|Ph.D Student||Shimron Efrat|
|Subject||Investigation of Methods for Acceleration of MRI|
Image Acquisition and Reconstruction
|Department||Department of Biomedical Engineering||Supervisor||PROF. Haim Azhari|
|Full Thesis text|
A major drawback of Magnetic Resonance Imaging (MRI) is its long acquisition time, which lasts commonly about 30-60 minutes per scan. This hinders the clinical usage of MRI, reduces patient comfort, reduces the scanner’s throughput and reduces image quality due to motion related artifacts. The aim of this study was to investigate novel methods for reducing the MRI scan time. Two approaches were developed: the first is applicable for static imaging and the other for dynamic imaging. These approaches utilize sub-Nyquist sampling and adequate reconstruction schemes, involving concepts from the theory of Compressed Sensing (CS) and fast Parallel Imaging (PI) using multi-coil arrays.

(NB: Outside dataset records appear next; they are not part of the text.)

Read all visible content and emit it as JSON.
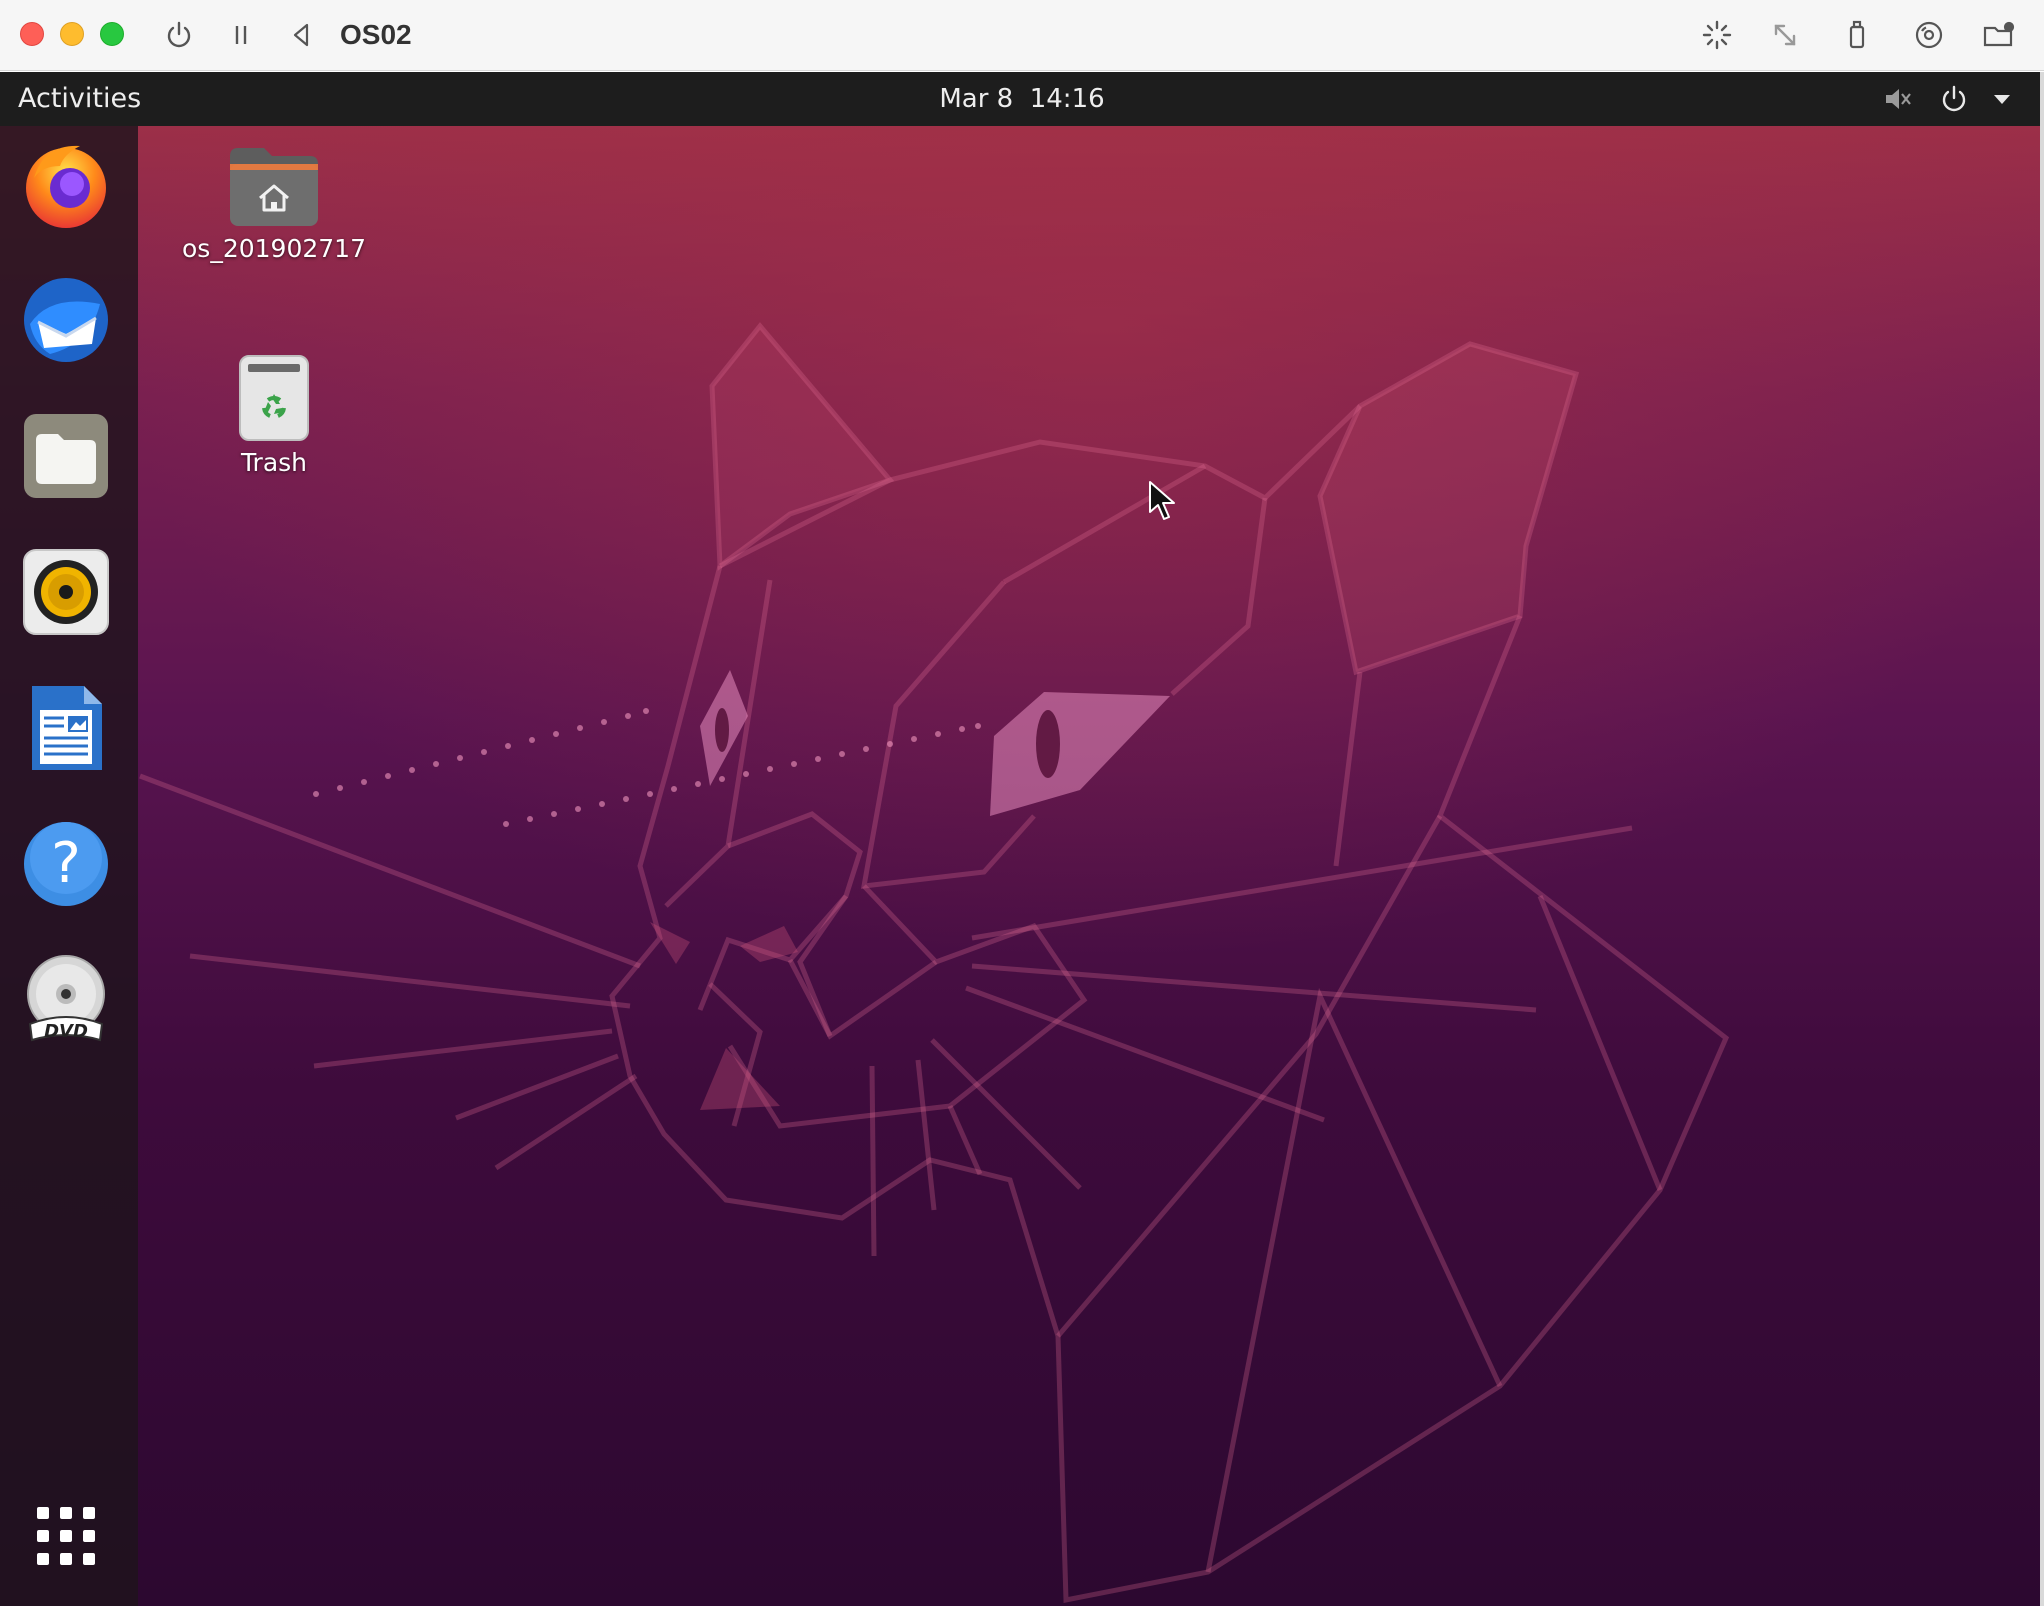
{
  "vm_window": {
    "title": "OS02",
    "toolbar_icons": [
      "power-icon",
      "pause-icon",
      "back-icon",
      "loading-icon",
      "resize-icon",
      "usb-icon",
      "disc-icon",
      "shared-folder-icon"
    ]
  },
  "topbar": {
    "activities_label": "Activities",
    "clock": "Mar 8  14:16",
    "tray_icons": [
      "volume-muted-icon",
      "power-icon",
      "dropdown-arrow-icon"
    ]
  },
  "dock": {
    "items": [
      {
        "name": "firefox",
        "icon": "firefox-icon"
      },
      {
        "name": "thunderbird",
        "icon": "thunderbird-icon"
      },
      {
        "name": "files",
        "icon": "files-icon"
      },
      {
        "name": "rhythmbox",
        "icon": "rhythmbox-icon"
      },
      {
        "name": "libreoffice-writer",
        "icon": "writer-icon"
      },
      {
        "name": "help",
        "icon": "help-icon"
      },
      {
        "name": "dvd",
        "icon": "dvd-icon"
      }
    ],
    "show_apps_icon": "app-grid-icon"
  },
  "desktop": {
    "icons": [
      {
        "label": "os_201902717",
        "icon": "home-folder-icon"
      },
      {
        "label": "Trash",
        "icon": "trash-icon"
      }
    ]
  },
  "colors": {
    "accent": "#e95420",
    "topbar": "#1d1d1d",
    "wallpaper_top": "#9c2f48",
    "wallpaper_bottom": "#2c0830"
  }
}
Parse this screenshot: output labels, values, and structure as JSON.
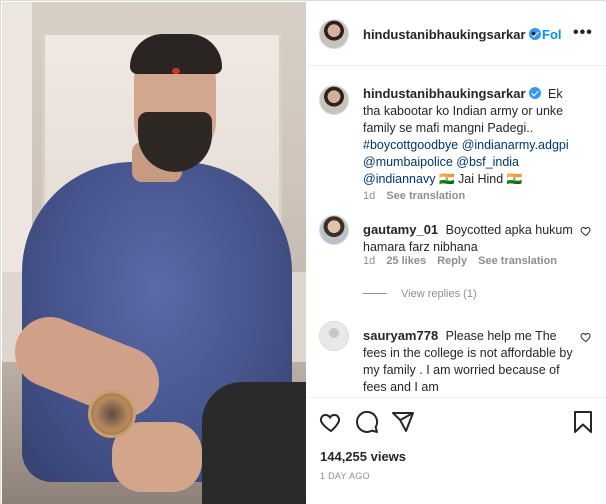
{
  "header": {
    "username": "hindustanibhaukingsarkar",
    "dot": "•",
    "follow_label": "Fol",
    "more_label": "•••"
  },
  "caption": {
    "username": "hindustanibhaukingsarkar",
    "text_pre": "Ek tha kabootar ko Indian army or unke family se mafi mangni Padegi..",
    "tags_line1": "#boycottgoodbye @indianarmy.adgpi",
    "tags_line2": "@mumbaipolice @bsf_india",
    "tags_line3": "@indiannavy",
    "text_post": "🇮🇳 Jai Hind 🇮🇳",
    "time": "1d",
    "see_translation": "See translation"
  },
  "comments": [
    {
      "username": "gautamy_01",
      "text": "Boycotted apka hukum hamara farz nibhana",
      "time": "1d",
      "likes": "25 likes",
      "reply": "Reply",
      "see_translation": "See translation"
    },
    {
      "username": "sauryam778",
      "text": "Please help me The fees in the college is not affordable by my family . I am worried because of fees and I am"
    }
  ],
  "view_replies": "View replies (1)",
  "stats": {
    "views": "144,255 views",
    "timestamp": "1 DAY AGO"
  },
  "icons": {
    "like": "heart-icon",
    "comment": "comment-bubble-icon",
    "share": "paper-plane-icon",
    "save": "bookmark-icon"
  },
  "colors": {
    "link": "#00376b",
    "follow": "#0095f6",
    "verified": "#3897f0",
    "muted": "#8e8e8e"
  }
}
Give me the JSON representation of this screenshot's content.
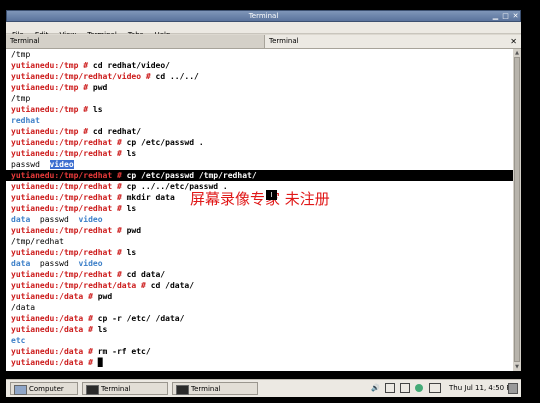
{
  "window": {
    "title": "Terminal"
  },
  "menu": [
    "File",
    "Edit",
    "View",
    "Terminal",
    "Tabs",
    "Help"
  ],
  "tabs": [
    "Terminal",
    "Terminal"
  ],
  "terminal": {
    "lines": [
      [
        {
          "t": "/tmp",
          "s": "o"
        }
      ],
      [
        {
          "t": "yutianedu:/tmp # ",
          "s": "p"
        },
        {
          "t": "cd redhat/video/",
          "s": "c"
        }
      ],
      [
        {
          "t": "yutianedu:/tmp/redhat/video # ",
          "s": "p"
        },
        {
          "t": "cd ../../",
          "s": "c"
        }
      ],
      [
        {
          "t": "yutianedu:/tmp # ",
          "s": "p"
        },
        {
          "t": "pwd",
          "s": "c"
        }
      ],
      [
        {
          "t": "/tmp",
          "s": "o"
        }
      ],
      [
        {
          "t": "yutianedu:/tmp # ",
          "s": "p"
        },
        {
          "t": "ls",
          "s": "c"
        }
      ],
      [
        {
          "t": "redhat",
          "s": "b"
        }
      ],
      [
        {
          "t": "yutianedu:/tmp # ",
          "s": "p"
        },
        {
          "t": "cd redhat/",
          "s": "c"
        }
      ],
      [
        {
          "t": "yutianedu:/tmp/redhat # ",
          "s": "p"
        },
        {
          "t": "cp /etc/passwd .",
          "s": "c"
        }
      ],
      [
        {
          "t": "yutianedu:/tmp/redhat # ",
          "s": "p"
        },
        {
          "t": "ls",
          "s": "c"
        }
      ],
      [
        {
          "t": "passwd",
          "s": "sel"
        },
        {
          "t": "  ",
          "s": "sel"
        },
        {
          "t": "video",
          "s": "selb"
        }
      ],
      [
        {
          "t": "yutianedu:/tmp/redhat # ",
          "s": "p"
        },
        {
          "t": "cp /etc/passwd /tmp/redhat/",
          "s": "c"
        }
      ],
      [
        {
          "t": "yutianedu:/tmp/redhat # ",
          "s": "p"
        },
        {
          "t": "cp ../../etc/passwd .",
          "s": "c"
        }
      ],
      [
        {
          "t": "yutianedu:/tmp/redhat # ",
          "s": "p"
        },
        {
          "t": "mkdir data",
          "s": "c"
        }
      ],
      [
        {
          "t": "yutianedu:/tmp/redhat # ",
          "s": "p"
        },
        {
          "t": "ls",
          "s": "c"
        }
      ],
      [
        {
          "t": "data",
          "s": "b"
        },
        {
          "t": "  passwd  ",
          "s": "o"
        },
        {
          "t": "video",
          "s": "b"
        }
      ],
      [
        {
          "t": "yutianedu:/tmp/redhat # ",
          "s": "p"
        },
        {
          "t": "pwd",
          "s": "c"
        }
      ],
      [
        {
          "t": "/tmp/redhat",
          "s": "o"
        }
      ],
      [
        {
          "t": "yutianedu:/tmp/redhat # ",
          "s": "p"
        },
        {
          "t": "ls",
          "s": "c"
        }
      ],
      [
        {
          "t": "data",
          "s": "b"
        },
        {
          "t": "  passwd  ",
          "s": "o"
        },
        {
          "t": "video",
          "s": "b"
        }
      ],
      [
        {
          "t": "yutianedu:/tmp/redhat # ",
          "s": "p"
        },
        {
          "t": "cd data/",
          "s": "c"
        }
      ],
      [
        {
          "t": "yutianedu:/tmp/redhat/data # ",
          "s": "p"
        },
        {
          "t": "cd /data/",
          "s": "c"
        }
      ],
      [
        {
          "t": "yutianedu:/data # ",
          "s": "p"
        },
        {
          "t": "pwd",
          "s": "c"
        }
      ],
      [
        {
          "t": "/data",
          "s": "o"
        }
      ],
      [
        {
          "t": "yutianedu:/data # ",
          "s": "p"
        },
        {
          "t": "cp -r /etc/ /data/",
          "s": "c"
        }
      ],
      [
        {
          "t": "yutianedu:/data # ",
          "s": "p"
        },
        {
          "t": "ls",
          "s": "c"
        }
      ],
      [
        {
          "t": "etc",
          "s": "b"
        }
      ],
      [
        {
          "t": "yutianedu:/data # ",
          "s": "p"
        },
        {
          "t": "rm -rf etc/",
          "s": "c"
        }
      ],
      [
        {
          "t": "yutianedu:/data # ",
          "s": "p"
        },
        {
          "t": "█",
          "s": "c"
        }
      ]
    ],
    "highlight_line": 11
  },
  "watermark": {
    "text": "屏幕录像专家  未注册",
    "icon_text": "I"
  },
  "taskbar": {
    "buttons": [
      "Computer",
      "Terminal",
      "Terminal"
    ],
    "clock": "Thu Jul 11,  4:50 PM"
  }
}
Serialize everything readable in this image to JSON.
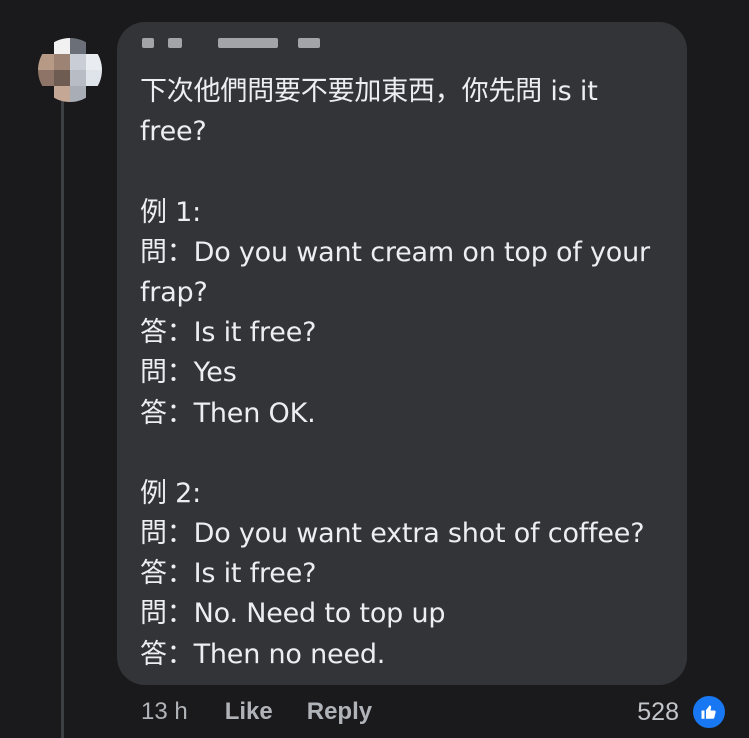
{
  "comment": {
    "author": "",
    "lines": [
      "下次他們問要不要加東西，你先問 is it",
      "free?",
      "",
      "例 1:",
      "問：Do you want cream on top of your",
      "frap?",
      "答：Is it free?",
      "問：Yes",
      "答：Then OK.",
      "",
      "例 2:",
      "問：Do you want extra shot of coffee?",
      "答：Is it free?",
      "問：No. Need to top up",
      "答：Then no need."
    ],
    "timestamp": "13 h",
    "like_label": "Like",
    "reply_label": "Reply",
    "reaction_count": "528",
    "reaction_icon": "thumbs-up-icon"
  },
  "colors": {
    "background": "#1a1a1c",
    "bubble": "#333438",
    "text": "#eceef1",
    "meta": "#b0b3b8",
    "like_blue": "#1877f2"
  }
}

First, for accelerating acquisition of static MRI images, a Convolution-based Reconstruction for Parallel Imaging (CORE-PI) method was developed. CORE-PI is based on image reconstruction in the Stationary Wavelet Transform (SWT) domain. It advantageously offers flexible undersampling, a parameter-free implementation, non-iterative computations and short runtimes. The method was validated through experiments with in-vivo data obtained from 7Tesla brain scans performed at Leiden University Medical Center (LUMC). The results demonstrated that CORE-PI outperforms current PI methods such as GRAPPA and l1-SPIRiT. CORE-PI provides reconstructions with a higher accuracy than these methods, and its runtimes are significantly shorter (55%-75% and 20% shorter than the GRAPPA and l1-SPIRiT computations respectively).
Then, an approach for reducing acquisition time of a dynamic MRI was developed and implemented on a temporal series of MR-guided High Intensity Focused Ultrasound (MRgHIFU) images. Currently used MRgHIFU methods provide very limited noninvasive temperature mapping. They cover only 3-5 2D slices within the heated volume, due to their long acquisition time. To accelerate such scans, two CS-based methods were developed. The first method accelerates MRgHIFU using complex-differences-CS and multicoil arrays. The method was validated through retrospective experiments with data obtained from clinical in-vivo human prostate cancer treatments (provided by Insightec). The results showed that the proposed method outperforms the l1-SPIRiT method and the state-of-the-art ‘k-space method’. The proposed method produces reconstructions with errors lower by 33%-38% than these methods. Furthermore, it enables a significant scan time reduction, with possibly up to a 10-fold acceleration. The second method that was developed utilized the recent framework of Fast MRI by Exploiting a Reference scan (FASTMER) method. The suggested method embeds into the CS optimization problem a regularization term related to a-priori knowledge about the similarity between pre-heating and post-heating acquired data. The method was demonstrated on data from a HIFU in-vitro heating experiment performed at Stanford’s Radiological Sciences Lab. The results showed that this method is suitable for reconstruction from highly (4-fold) subsampled k-space data and enables flexible undersampling schemes.
In summary, all the methods proposed here may reduce MR scan time significantly and hence improve treatment safety, increase the scanner’s throughput and reduce patient discomfort.